Is TikTok too big to ban? Senior Fellow for Emerging Technologies Lindsay Gorman quoted in Vox
How dangerous is TikTok really for the US? Senior Fellow for Emerging Technologies Lindsay Gorman quoted in Grid
Why pressure is building to ban TikTok. Senior Fellow for Emerging Technologies Lindsay Gorman quoted in The Hill
Tough talk aside, TikTok may have little to worry about from US lawmakers. Senior Fellow for Emerging Technologies Lindsay Gorman quoted in MarketWatch
Biden Administration Demands a Forced Sale of TikTok. Senior Fellow for Emerging Technologies Lindsay Gorman interviewed on Inside Sources with Boyd Matheson
White House Voices Support for Bipartisan Push to Ban TikTok. Senior Fellow for Emerging Technologies Lindsay Gorman quoted in VOA
Lawmakers ponder if a TikTok crackdown is good policy — or good politics. ASD research highlighted in the Washington Post
“The world was astonished to see innocent civilians in Bucha killed one year ago. I really feel great anger at the atrocity upon visiting that very place here. I would like to give condolence to all the victims and the wounded on behalf of the Japanese nationals. Japan will keep aiding Ukraine with the greatest effort to regain peace.”

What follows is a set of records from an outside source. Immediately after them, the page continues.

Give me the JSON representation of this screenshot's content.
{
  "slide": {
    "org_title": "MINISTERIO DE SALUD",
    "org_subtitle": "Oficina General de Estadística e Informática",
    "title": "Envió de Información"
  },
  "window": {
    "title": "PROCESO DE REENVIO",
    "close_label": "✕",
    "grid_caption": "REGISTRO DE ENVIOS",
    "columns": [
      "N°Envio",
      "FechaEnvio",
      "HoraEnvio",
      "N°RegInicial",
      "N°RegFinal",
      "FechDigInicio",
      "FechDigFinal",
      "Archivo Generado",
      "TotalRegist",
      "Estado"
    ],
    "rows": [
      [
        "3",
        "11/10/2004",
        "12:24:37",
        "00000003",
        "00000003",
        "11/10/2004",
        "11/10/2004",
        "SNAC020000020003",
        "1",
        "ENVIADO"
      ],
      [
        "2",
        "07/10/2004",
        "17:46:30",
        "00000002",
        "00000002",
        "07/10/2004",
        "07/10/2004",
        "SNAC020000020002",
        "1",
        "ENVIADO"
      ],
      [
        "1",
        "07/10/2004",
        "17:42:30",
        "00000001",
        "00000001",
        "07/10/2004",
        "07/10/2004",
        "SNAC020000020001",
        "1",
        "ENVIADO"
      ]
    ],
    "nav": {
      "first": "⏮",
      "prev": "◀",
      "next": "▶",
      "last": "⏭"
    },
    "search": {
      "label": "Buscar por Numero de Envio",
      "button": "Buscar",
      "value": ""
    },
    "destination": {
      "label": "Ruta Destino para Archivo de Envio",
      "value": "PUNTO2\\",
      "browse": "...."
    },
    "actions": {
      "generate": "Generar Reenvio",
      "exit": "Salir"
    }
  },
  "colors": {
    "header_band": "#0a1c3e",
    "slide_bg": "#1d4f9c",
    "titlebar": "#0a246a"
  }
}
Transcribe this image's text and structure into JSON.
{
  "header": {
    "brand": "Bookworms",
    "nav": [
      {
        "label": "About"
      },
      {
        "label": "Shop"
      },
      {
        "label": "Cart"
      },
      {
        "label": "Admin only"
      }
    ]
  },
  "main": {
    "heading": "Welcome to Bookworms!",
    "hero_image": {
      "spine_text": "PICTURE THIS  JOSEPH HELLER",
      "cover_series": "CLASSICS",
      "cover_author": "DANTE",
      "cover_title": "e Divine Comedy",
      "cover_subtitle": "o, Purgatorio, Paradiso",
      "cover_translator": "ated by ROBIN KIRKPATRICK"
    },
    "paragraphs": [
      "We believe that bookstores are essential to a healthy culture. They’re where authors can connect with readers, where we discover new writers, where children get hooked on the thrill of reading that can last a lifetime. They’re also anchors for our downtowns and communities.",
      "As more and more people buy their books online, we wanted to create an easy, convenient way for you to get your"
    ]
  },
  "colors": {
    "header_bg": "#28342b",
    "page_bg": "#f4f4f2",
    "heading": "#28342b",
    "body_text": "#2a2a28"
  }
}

- Japanese Prime Minister Fumio Kishida said during a previously unannounced visit to Kyiv on March 21, where he met with Ukrainian President Volodymyr Zelenskyy.